Input section start
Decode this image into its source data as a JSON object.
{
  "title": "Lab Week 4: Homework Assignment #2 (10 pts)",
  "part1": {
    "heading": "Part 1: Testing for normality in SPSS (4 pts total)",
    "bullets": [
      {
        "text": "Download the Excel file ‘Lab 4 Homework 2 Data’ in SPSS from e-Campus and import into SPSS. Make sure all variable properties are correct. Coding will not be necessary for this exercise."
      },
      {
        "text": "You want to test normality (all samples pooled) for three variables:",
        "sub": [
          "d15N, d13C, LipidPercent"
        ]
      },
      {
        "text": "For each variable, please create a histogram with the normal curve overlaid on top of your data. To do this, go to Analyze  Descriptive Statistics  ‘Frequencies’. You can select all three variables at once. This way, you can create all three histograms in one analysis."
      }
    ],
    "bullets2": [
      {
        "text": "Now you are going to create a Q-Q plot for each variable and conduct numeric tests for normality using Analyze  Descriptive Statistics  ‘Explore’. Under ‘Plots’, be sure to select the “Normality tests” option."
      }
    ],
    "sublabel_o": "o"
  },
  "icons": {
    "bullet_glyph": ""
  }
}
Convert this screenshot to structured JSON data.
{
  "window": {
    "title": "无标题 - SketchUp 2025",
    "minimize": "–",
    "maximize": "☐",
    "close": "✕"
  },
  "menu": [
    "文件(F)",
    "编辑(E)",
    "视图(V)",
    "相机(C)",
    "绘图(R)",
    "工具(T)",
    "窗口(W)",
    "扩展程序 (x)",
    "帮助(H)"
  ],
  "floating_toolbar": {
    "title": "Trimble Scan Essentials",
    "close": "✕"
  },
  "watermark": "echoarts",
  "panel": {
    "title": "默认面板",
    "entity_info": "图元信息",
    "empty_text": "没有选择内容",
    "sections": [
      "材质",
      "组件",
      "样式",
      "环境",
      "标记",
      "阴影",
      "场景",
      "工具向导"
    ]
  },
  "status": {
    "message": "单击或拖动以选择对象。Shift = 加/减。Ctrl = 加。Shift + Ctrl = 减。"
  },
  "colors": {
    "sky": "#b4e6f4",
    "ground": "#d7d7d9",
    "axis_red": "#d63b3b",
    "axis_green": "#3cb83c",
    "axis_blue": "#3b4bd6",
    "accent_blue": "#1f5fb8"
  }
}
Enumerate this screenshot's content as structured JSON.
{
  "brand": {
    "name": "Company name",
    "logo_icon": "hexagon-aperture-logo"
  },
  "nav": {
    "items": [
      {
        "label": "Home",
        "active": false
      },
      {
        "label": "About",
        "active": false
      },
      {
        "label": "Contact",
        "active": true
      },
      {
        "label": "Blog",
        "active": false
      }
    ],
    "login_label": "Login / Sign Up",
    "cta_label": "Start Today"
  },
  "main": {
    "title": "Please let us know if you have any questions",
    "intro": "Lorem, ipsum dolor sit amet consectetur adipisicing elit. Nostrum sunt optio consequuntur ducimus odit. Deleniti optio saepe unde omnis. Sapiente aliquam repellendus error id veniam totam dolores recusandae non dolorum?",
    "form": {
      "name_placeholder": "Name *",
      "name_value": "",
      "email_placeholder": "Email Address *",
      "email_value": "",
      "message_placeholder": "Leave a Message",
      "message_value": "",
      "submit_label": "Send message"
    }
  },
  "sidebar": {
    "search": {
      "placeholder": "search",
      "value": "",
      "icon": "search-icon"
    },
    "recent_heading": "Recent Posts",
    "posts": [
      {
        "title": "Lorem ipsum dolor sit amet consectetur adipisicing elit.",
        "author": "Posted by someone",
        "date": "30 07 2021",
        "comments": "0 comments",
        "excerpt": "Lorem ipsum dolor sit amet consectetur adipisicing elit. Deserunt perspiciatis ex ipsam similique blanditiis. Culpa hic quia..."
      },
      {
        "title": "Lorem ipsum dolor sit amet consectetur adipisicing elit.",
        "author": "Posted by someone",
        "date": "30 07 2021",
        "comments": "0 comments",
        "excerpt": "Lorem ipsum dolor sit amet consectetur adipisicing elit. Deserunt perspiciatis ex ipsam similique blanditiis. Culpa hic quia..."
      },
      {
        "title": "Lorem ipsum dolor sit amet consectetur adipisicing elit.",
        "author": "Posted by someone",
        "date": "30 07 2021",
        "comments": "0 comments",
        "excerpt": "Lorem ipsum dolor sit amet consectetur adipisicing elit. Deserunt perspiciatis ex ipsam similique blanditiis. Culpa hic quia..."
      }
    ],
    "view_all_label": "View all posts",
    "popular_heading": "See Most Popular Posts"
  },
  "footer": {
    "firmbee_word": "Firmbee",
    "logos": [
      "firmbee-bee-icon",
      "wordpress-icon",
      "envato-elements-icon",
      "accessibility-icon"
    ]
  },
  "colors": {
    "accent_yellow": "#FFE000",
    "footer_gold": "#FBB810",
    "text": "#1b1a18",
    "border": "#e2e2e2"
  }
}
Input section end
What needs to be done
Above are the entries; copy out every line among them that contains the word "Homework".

Response to the task
  "title": "Lab Week 4: Homework Assignment #2 (10 pts)",
        "text": "Download the Excel file ‘Lab 4 Homework 2 Data’ in SPSS from e-Campus and import into SPSS. Make sure all variable properties are correct. Coding will not be necessary for this exercise."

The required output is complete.